Reproduce everything from the line that contains "Enumerate this screenshot's" down to the line that contains "Transcribe this image's" in the listing below, word for word and nothing more. Leave the pictures out.
○ ○ ○ ○ ○ ○ ○
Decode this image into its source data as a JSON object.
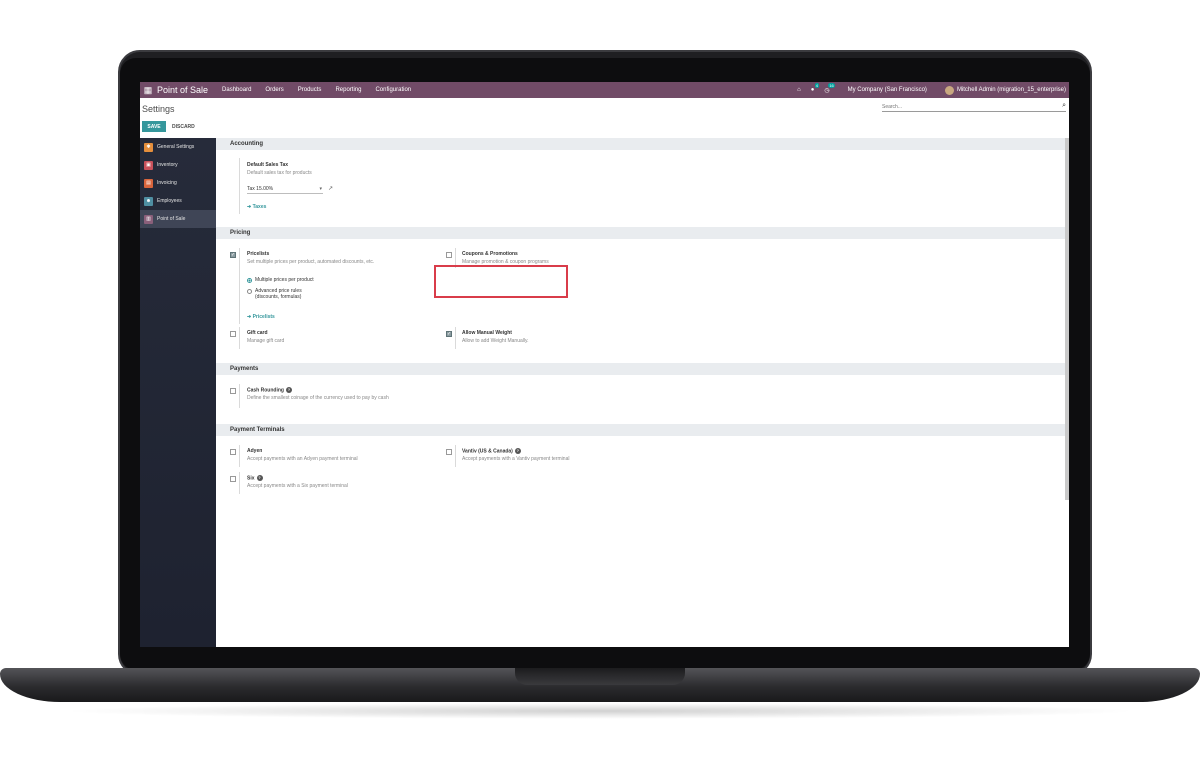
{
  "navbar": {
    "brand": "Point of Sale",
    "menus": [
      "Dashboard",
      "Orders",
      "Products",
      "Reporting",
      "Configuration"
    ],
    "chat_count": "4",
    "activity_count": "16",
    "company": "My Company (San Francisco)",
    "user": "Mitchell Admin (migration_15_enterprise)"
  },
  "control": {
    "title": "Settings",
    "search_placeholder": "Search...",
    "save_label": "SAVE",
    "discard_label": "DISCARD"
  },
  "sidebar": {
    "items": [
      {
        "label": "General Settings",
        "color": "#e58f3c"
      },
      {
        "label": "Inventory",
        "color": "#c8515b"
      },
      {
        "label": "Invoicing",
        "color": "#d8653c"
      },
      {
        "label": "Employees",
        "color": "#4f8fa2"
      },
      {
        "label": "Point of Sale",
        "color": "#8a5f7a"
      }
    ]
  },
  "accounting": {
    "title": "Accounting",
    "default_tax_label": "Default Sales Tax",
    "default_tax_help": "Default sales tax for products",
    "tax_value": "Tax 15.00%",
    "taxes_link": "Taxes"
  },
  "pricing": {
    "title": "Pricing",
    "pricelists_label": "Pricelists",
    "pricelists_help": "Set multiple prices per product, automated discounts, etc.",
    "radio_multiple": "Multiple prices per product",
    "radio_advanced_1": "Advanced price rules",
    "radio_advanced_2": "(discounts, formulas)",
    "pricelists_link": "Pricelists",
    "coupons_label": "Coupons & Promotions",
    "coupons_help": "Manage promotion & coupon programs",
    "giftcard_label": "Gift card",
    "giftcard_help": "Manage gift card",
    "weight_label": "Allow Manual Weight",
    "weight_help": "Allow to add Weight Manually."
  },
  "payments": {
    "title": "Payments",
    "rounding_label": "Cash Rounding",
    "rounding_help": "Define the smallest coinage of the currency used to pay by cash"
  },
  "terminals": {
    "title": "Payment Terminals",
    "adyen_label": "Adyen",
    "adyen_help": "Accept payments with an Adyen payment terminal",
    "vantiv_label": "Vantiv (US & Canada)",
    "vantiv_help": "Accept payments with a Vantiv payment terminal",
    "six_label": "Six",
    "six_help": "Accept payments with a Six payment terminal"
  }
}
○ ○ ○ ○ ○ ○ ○
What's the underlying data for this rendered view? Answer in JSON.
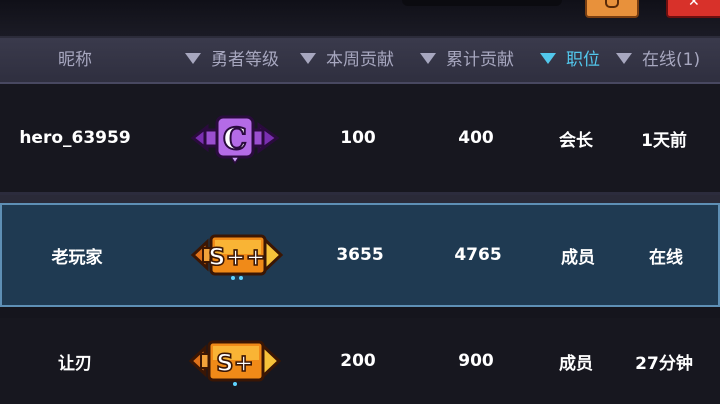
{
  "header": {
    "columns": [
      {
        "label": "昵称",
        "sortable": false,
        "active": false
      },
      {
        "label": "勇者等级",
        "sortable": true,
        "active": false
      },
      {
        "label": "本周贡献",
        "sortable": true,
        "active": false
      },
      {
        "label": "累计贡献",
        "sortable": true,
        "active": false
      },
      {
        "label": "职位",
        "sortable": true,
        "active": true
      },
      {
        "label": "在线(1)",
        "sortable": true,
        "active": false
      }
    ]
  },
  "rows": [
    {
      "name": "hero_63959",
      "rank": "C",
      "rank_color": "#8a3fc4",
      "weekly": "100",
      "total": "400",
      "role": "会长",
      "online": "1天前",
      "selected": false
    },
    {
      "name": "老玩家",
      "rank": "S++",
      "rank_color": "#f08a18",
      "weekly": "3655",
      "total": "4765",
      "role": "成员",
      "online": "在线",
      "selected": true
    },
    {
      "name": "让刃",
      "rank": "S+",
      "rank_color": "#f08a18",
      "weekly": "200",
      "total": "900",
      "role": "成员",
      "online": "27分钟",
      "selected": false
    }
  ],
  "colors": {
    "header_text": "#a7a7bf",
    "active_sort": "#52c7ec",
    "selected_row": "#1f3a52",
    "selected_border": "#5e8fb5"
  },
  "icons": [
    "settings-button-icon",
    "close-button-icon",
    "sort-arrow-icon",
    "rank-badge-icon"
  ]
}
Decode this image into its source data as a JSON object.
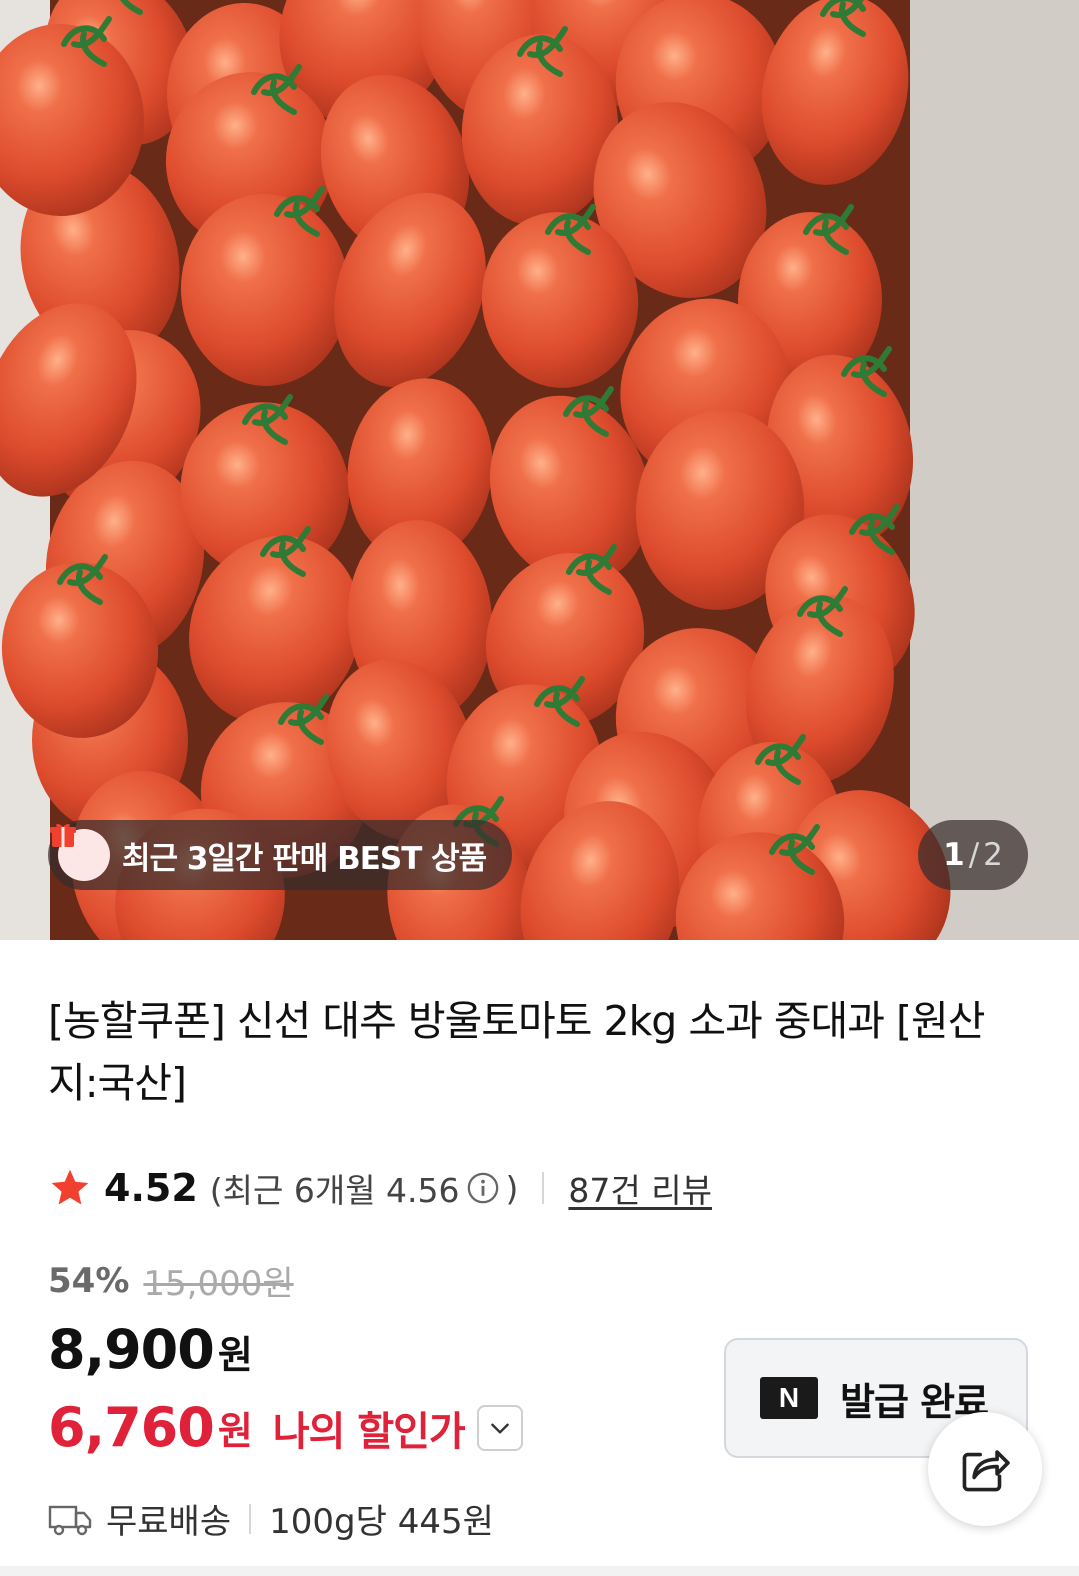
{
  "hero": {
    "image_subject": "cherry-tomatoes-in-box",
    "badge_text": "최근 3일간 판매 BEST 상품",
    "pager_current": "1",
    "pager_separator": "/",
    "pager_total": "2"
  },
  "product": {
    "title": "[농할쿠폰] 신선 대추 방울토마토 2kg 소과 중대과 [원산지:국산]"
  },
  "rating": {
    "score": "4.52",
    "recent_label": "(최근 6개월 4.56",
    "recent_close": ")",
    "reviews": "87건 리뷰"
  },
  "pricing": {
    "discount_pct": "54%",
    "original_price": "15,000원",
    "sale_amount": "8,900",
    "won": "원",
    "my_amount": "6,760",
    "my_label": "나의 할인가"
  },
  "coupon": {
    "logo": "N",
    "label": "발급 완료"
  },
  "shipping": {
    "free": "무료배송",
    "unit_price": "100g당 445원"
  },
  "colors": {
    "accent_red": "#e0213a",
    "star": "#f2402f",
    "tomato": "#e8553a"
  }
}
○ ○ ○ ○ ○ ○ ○
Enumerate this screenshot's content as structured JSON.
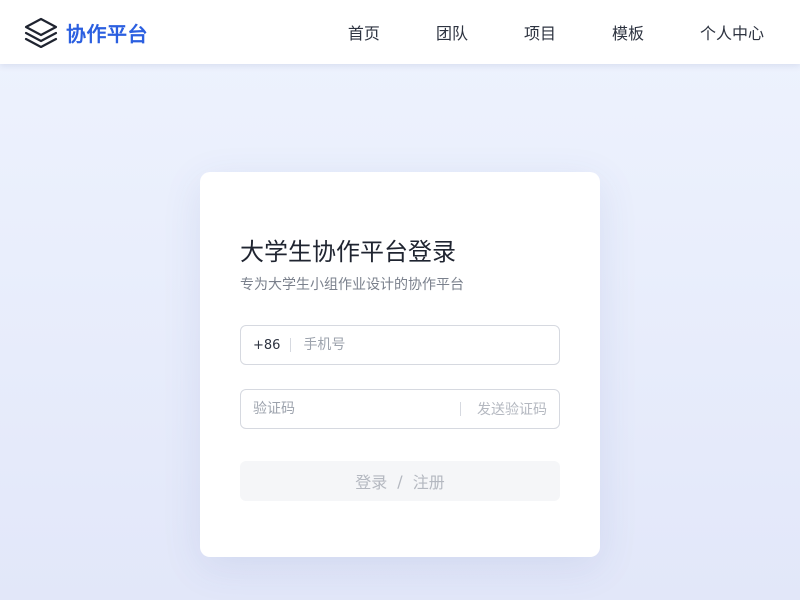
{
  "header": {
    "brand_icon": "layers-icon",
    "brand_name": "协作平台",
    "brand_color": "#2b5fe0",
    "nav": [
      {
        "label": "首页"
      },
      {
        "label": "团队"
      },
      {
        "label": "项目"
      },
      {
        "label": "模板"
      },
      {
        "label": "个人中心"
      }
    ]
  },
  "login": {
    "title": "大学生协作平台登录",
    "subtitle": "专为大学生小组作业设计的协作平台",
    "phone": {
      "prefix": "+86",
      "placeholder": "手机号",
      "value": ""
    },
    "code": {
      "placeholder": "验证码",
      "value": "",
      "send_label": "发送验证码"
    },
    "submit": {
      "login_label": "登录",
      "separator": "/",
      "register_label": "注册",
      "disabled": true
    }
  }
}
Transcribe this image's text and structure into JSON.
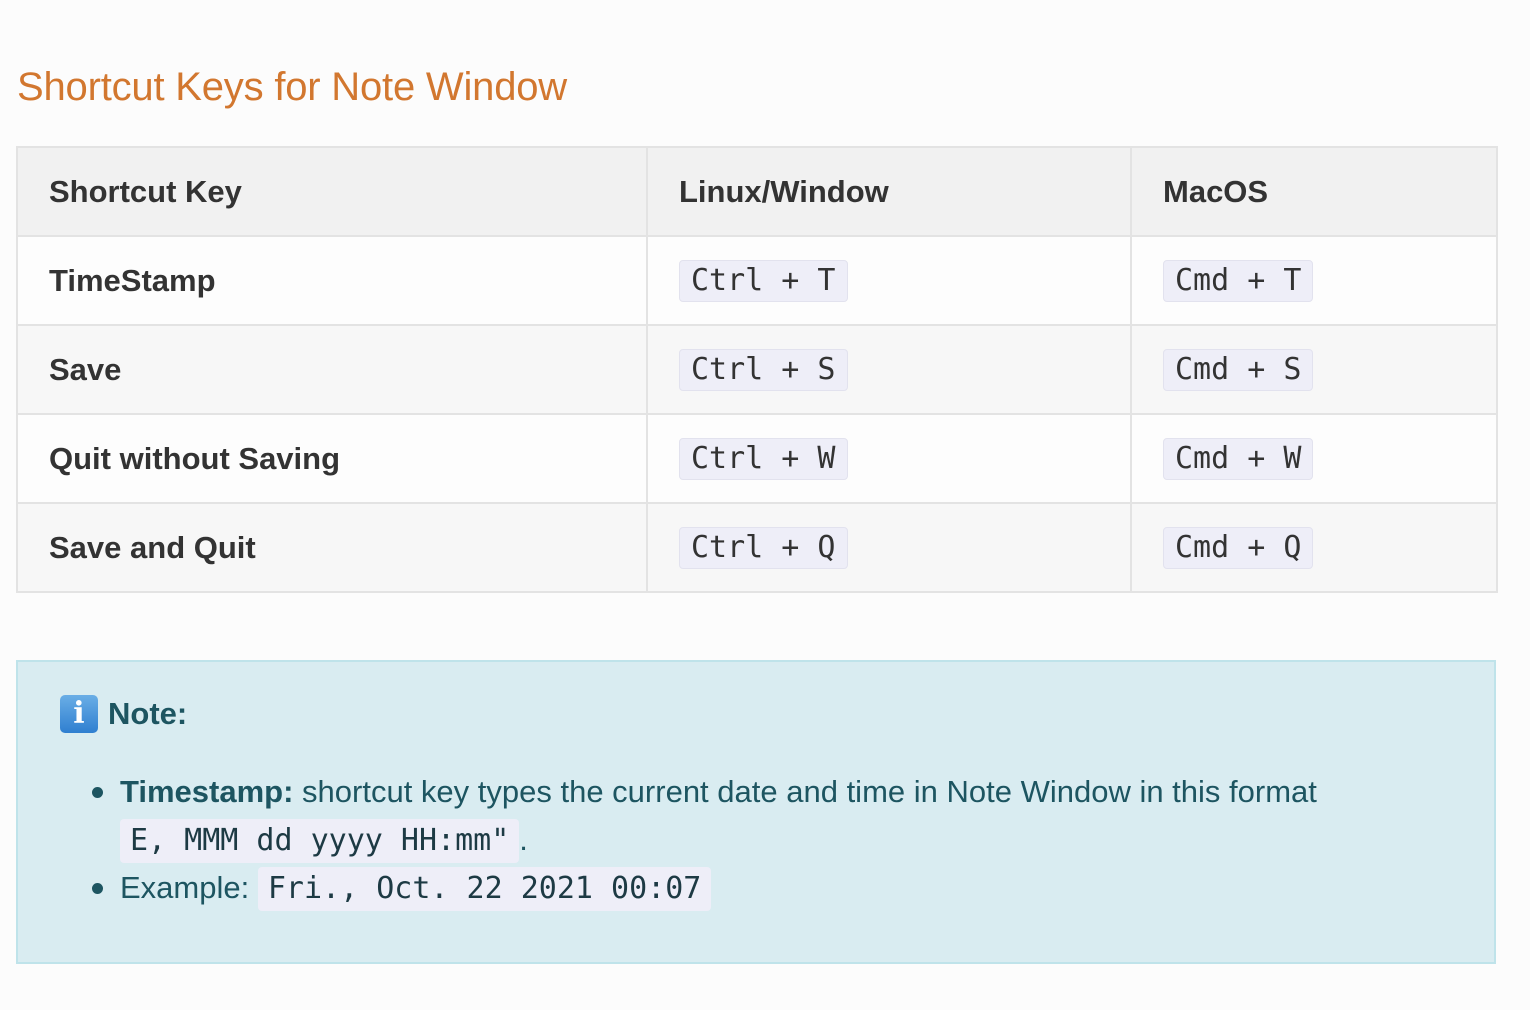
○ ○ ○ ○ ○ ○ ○
▶ _Exercise result_:
Enumerate this screenshot's content as structured JSON.
{
  "header": {
    "brand_icon": "layers-icon",
    "brand_name": "协作平台",
    "brand_color": "#2b5fe0",
    "nav": [
      {
        "label": "首页"
      },
      {
        "label": "团队"
      },
      {
        "label": "项目"
      },
      {
        "label": "模板"
      },
      {
        "label": "个人中心"
      }
    ]
  },
  "login": {
    "title": "大学生协作平台登录",
    "subtitle": "专为大学生小组作业设计的协作平台",
    "phone": {
      "prefix": "+86",
      "placeholder": "手机号",
      "value": ""
    },
    "code": {
      "placeholder": "验证码",
      "value": "",
      "send_label": "发送验证码"
    },
    "submit": {
      "login_label": "登录",
      "separator": "/",
      "register_label": "注册",
      "disabled": true
    }
  }
}
Transcribe this image's text and structure into JSON.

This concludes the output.